Task to carry out: Wherever the string "Total" turns up in the data, copy the whole line.

Extracted information:
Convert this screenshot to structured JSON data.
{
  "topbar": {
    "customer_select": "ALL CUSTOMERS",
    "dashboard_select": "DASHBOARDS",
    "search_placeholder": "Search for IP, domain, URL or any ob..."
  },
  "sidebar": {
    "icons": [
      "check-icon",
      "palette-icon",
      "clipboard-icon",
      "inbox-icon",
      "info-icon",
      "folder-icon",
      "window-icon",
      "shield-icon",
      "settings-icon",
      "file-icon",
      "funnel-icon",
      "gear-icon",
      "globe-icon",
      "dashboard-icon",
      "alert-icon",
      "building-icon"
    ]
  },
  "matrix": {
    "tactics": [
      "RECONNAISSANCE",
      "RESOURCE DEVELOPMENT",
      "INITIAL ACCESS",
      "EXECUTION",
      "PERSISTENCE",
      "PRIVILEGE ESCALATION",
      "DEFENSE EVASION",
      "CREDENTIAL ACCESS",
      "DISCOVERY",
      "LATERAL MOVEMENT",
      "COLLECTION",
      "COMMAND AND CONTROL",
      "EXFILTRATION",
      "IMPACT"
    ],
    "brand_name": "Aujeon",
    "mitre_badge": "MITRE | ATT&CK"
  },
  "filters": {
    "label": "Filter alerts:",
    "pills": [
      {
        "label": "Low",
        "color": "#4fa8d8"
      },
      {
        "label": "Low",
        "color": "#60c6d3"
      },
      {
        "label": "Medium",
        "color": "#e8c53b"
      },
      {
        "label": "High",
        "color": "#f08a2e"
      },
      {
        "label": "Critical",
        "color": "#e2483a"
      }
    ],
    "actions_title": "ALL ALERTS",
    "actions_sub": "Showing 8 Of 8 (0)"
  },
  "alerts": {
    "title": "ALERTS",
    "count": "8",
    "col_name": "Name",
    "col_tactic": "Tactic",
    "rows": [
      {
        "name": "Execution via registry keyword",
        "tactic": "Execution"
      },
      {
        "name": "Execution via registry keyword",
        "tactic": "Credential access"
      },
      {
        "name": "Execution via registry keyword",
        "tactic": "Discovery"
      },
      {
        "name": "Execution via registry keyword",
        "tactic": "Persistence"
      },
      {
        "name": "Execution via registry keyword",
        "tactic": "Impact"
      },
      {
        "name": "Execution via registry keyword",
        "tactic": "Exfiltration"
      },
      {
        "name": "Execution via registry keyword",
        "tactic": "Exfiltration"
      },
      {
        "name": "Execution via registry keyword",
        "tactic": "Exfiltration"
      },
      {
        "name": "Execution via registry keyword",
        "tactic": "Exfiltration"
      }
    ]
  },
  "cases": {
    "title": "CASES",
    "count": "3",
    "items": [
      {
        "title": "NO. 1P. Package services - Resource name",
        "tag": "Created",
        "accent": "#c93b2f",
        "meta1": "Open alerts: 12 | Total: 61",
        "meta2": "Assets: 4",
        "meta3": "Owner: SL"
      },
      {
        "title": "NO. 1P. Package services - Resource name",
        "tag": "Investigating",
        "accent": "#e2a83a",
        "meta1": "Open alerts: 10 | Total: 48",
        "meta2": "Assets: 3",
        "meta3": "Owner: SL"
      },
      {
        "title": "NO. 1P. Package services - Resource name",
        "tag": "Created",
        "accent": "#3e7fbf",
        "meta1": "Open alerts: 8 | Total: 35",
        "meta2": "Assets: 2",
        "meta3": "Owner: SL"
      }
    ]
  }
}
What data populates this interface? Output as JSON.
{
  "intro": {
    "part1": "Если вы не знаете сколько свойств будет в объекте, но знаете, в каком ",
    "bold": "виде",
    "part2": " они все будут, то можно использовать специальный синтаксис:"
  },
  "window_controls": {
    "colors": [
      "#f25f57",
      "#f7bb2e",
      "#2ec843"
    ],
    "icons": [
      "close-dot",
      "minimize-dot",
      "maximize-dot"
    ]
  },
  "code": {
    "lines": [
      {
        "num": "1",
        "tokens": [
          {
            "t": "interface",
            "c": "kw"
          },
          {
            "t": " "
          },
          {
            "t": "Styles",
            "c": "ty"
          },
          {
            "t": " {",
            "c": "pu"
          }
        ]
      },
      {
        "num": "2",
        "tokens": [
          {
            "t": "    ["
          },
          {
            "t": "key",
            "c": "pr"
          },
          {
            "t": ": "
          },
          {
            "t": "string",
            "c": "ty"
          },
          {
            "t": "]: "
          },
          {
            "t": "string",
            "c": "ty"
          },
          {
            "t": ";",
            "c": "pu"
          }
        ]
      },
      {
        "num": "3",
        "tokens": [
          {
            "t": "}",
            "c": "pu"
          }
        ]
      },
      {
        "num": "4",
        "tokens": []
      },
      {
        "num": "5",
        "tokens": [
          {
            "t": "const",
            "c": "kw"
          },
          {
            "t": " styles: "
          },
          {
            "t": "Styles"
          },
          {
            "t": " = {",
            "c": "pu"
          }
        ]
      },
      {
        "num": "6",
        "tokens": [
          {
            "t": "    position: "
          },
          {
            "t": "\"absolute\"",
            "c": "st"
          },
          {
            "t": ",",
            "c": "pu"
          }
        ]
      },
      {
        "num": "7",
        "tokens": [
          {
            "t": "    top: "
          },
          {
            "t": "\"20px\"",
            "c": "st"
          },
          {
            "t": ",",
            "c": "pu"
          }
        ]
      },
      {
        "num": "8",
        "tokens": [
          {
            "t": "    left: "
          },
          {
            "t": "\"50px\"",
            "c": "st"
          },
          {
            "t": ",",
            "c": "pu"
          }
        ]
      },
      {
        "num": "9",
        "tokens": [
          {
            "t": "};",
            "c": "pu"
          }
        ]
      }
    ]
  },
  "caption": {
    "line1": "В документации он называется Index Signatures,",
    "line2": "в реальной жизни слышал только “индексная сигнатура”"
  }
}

Exercise answer:
        "meta1": "Open alerts: 12 | Total: 61",
        "meta1": "Open alerts: 10 | Total: 48",
        "meta1": "Open alerts: 8 | Total: 35",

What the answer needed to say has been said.